Julian Assange’s rise to global notoriety has been lightning quick. His whistleblower website Wikileaks began merely as an inspired idea written on a piece of paper and placed in his Carlton bedroom in the inner city suburb of Melbourne. Early on Assange assumed that leaking government secrets would set the world on fire. This did not happen. The world, it appears, did not share Assange’s moral outrage. All of that would change when Wikileaks released a video in April 2010 the site labelled ‘Collateral Murder’, a classified US military video showing the killing of over a dozen people – including two Reuters news staff.
The theory behind Wikileaks is that complex and powerful bureaucracies rely on secrecy, and that once their ability to communicate in this clandestine manner is removed it makes it more difficult for them to exist. Therefore powerful institutions can be crippled by exposing (or rather leaking) their secrets. Basically taking away an organisation’s ability to harbour secrets is like taking away its oxygen, according to Assange’s political philosophy.

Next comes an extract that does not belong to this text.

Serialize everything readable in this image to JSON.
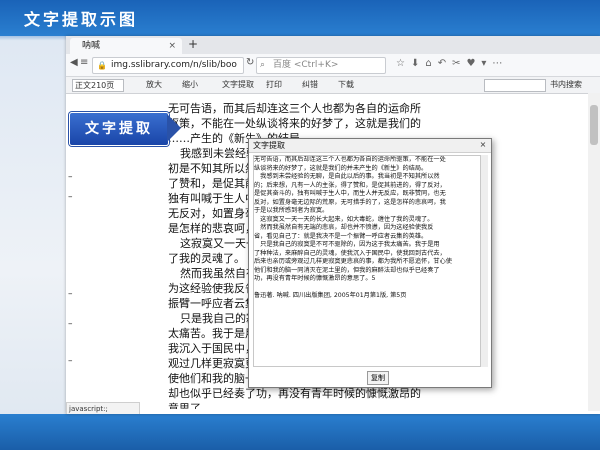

It reduces the powerful organisation’s ability to communicate within itself; it makes it dysfunctional.
As Assange writes:
“The more secretive or unjust an organisation is, the more leaks induce fear and paranoia in its leadership and planning coterie…. Since unjust systems, by their nature, induce opponents, and in many places barely have the upper hand, mass leaking leaves them exquisitely vulnerable to those who seek to replace them with more open forms of governance.”
Julian Assange, Electronic Media and the Threat to the Status Quo
The Most Dangerous Man in the World explores three main themes: the character of Assange; the old print and new electronic media; and how powerful political systems react to the threat of having their secrets exposed. Andrew Fowler, a journalist with the ABC, has written a well-considered and thoughtful book about the whole Wikileaks phenomenon, and the mercurial character of Julian Assange. Usually these types of books are quickly knocked up, and are little more than cut-and-paste jobs that lazily skim the surface. As a globetrotting journalist immersed in international politics and media, Fowler brings a refreshing range and subtlety of analysis to his subject. He has also interviewed Assange, for the ABC’s Foreign Correspondent program.
The question that most often comes to mind when assessing the cultural significance of Julian Assange is whether he is a freedom warrior, a scourge of despots the world over, or an over hyped computer nerd living in a world of instant media fame.
In Fowler’s portrait, Assange comes across as a bit of an international hobo, travelling the world and staying wherever friends will put him up, but with no fixed address of his own. His essential character is as hard to pin down as his fixed address. Obviously highly intelligent and also creative, he has jokingly described himself as a bit autistic. He also has a tendency to flip friendships into disgruntled enemies with alarming alacrity.
From all the information that Fowler puts forward on Assange, it’s hard to take him seriously as a Messiah of the Internet age. Information technology, with its inexorable march towards complete openness, always made Wikileaks seem like a child predestined to be born. An early supporter of Assange, the Pentagon Papers whistleblower Daniel Ellsberg, has said he identifies more with Bradley Manning, the 22 year old soldier who leaked the mammoth cache of classified documents to Wikileaks, than with Assange himself. Assange, afterall, is publisher of leaked documents, not the actual leaker. Manning faces life in jail, whereas whether Assange will ever be given a prison sentence seems unlikely.
What The Most Dangerous Man in the World really highlights is the intersection between the work of journalism and the free-for-all world of Internet publishing, where there is no editor, only individuals self-publishing and Google’s mysterious algorithm, which ranks search engine queries as a sort of machine-editor. In the end it was Assange who approached various media outlets to seek advice on how to sort through the material from the leaked US cables. On his own, as a rogue publisher, he made serious editorial mistakes by not redacting names from the Afghanistan war logs, thereby potentially putting lives at risk. Maybe this is Fowler’s journalistic bias coming through in the text, but it seems that editors and journalists are still more important than the absolute freedom of information. Information still needs to be assessed and sorted; individuals need to have their privacy protected from leaks that may endanger their lives, careers or reputations.
Whether Assange’s reputation as a freedom fighter and enlightenment figure will grow with time, it is still too early to tell. Andrew Fowler’s biography of Julian Assange persuades that the Wikileaks founder is more of an old style journalist than anything else, making public what vested interests would like to keep secret.
The Most Dangerous Man in the World, by Andrew Fowler. Published by Melbourne University Press. ISBN: 978-0-522-85866-2